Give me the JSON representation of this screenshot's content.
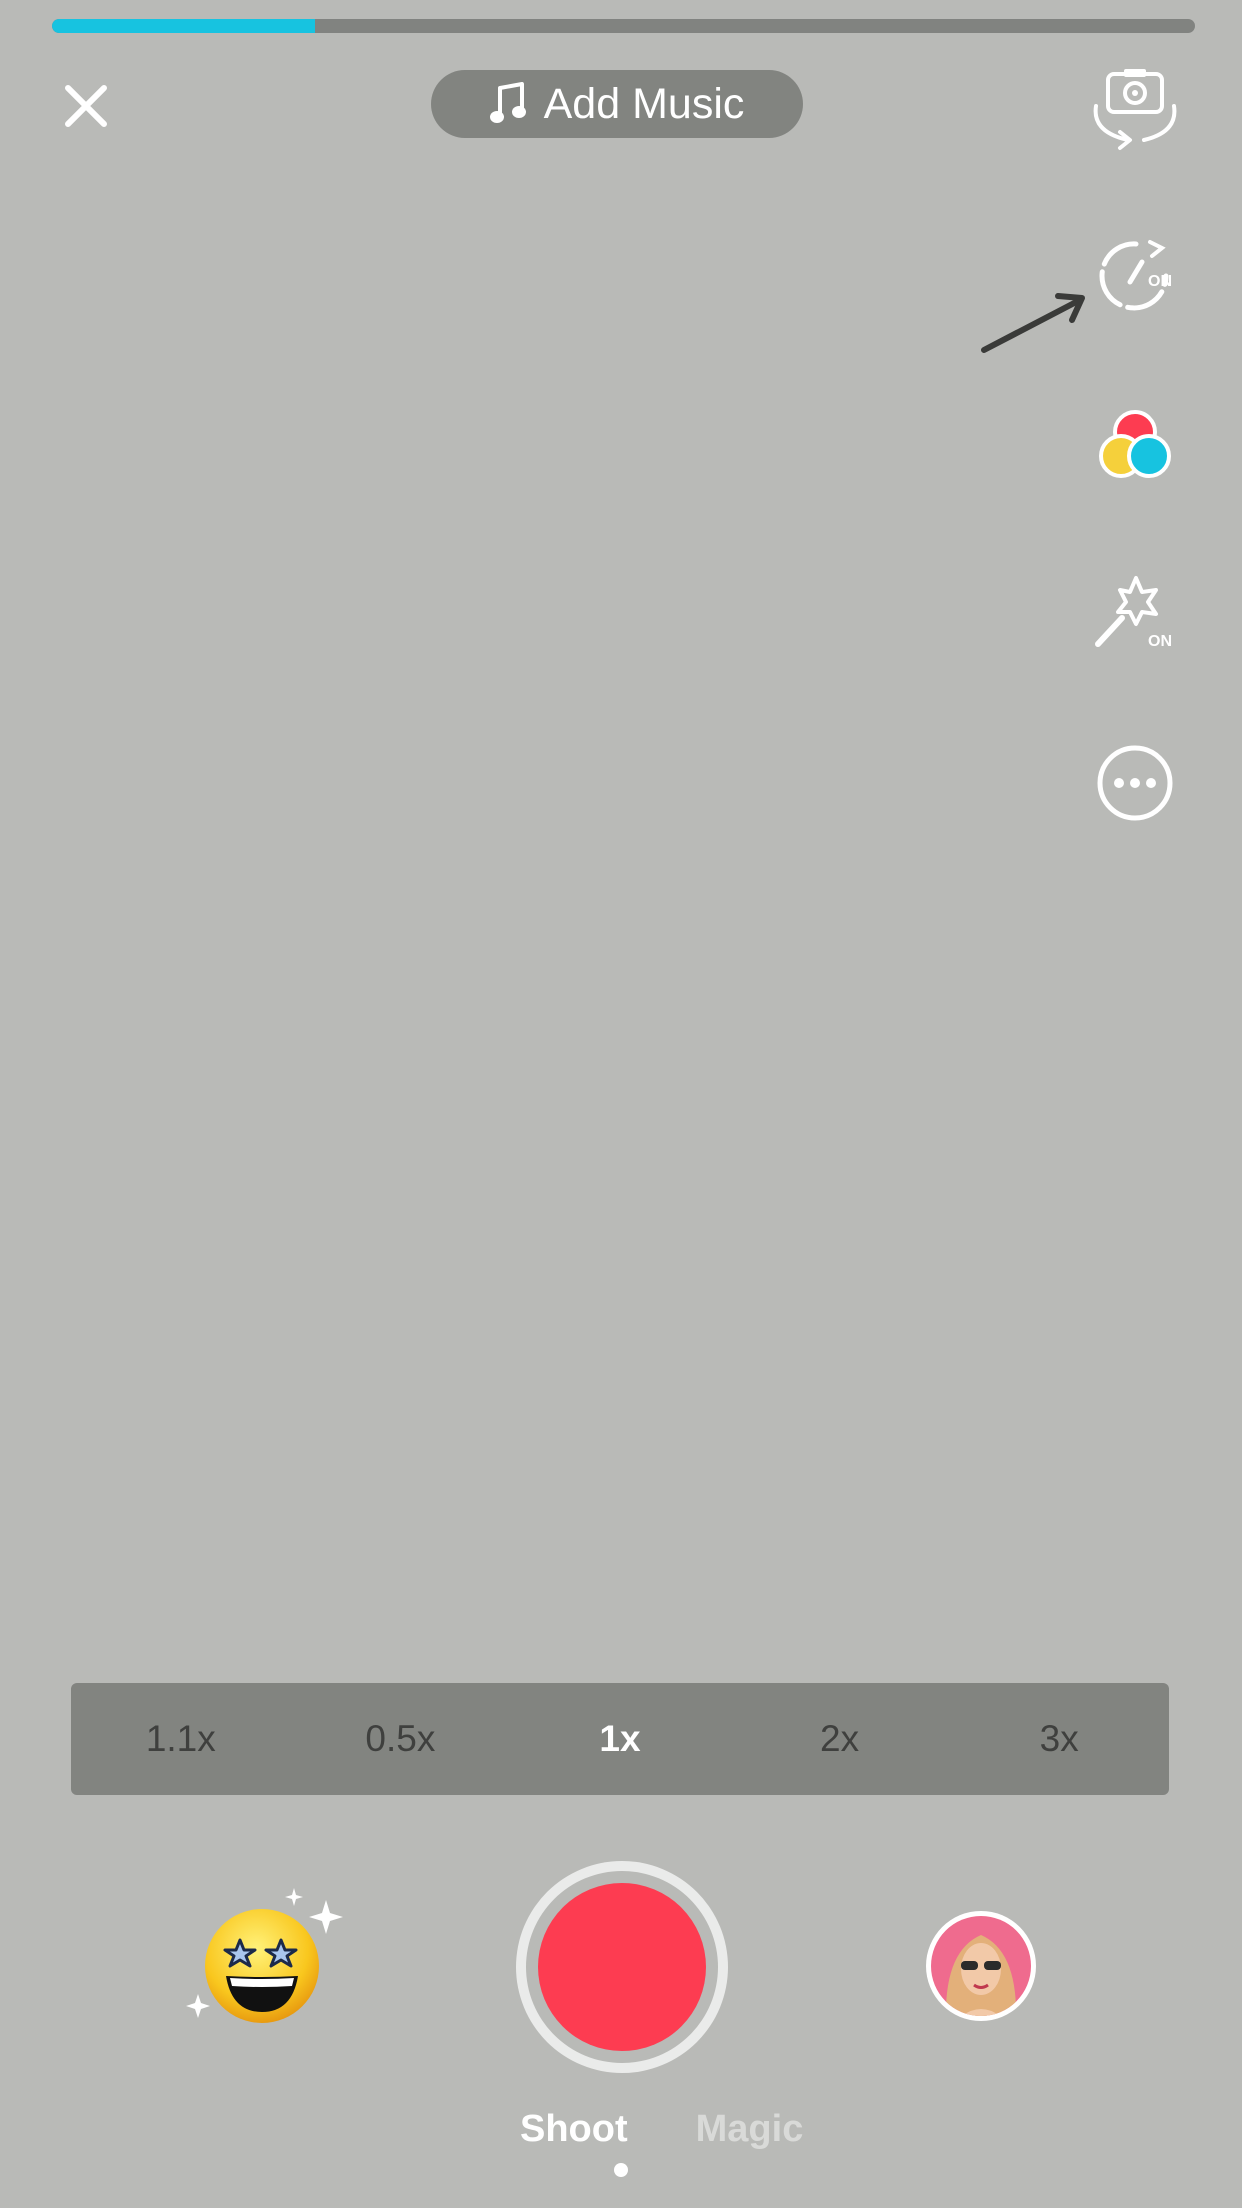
{
  "recording": {
    "progress_fraction": 0.23,
    "accent_color": "#17c3e0",
    "record_color": "#fd3c51"
  },
  "top_bar": {
    "close_icon": "close-icon",
    "music_label": "Add Music",
    "music_icon": "music-note-icon",
    "flip_icon": "flip-camera-icon"
  },
  "side_tools": [
    {
      "name": "speed-timer",
      "icon": "speedometer-icon",
      "badge": "ON"
    },
    {
      "name": "filters",
      "icon": "color-filter-icon"
    },
    {
      "name": "beauty",
      "icon": "magic-wand-icon",
      "badge": "ON"
    },
    {
      "name": "more",
      "icon": "more-options-icon"
    }
  ],
  "speed_options": [
    "1.1x",
    "0.5x",
    "1x",
    "2x",
    "3x"
  ],
  "speed_selected": "1x",
  "bottom": {
    "sticker_icon": "star-eyes-emoji-icon",
    "avatar_icon": "user-avatar-icon"
  },
  "mode_tabs": {
    "shoot": "Shoot",
    "magic": "Magic",
    "selected": "Shoot"
  }
}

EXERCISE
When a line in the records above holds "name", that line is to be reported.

EXPECTED ANSWER
      "name": "speed-timer",
      "name": "filters",
      "name": "beauty",
      "name": "more",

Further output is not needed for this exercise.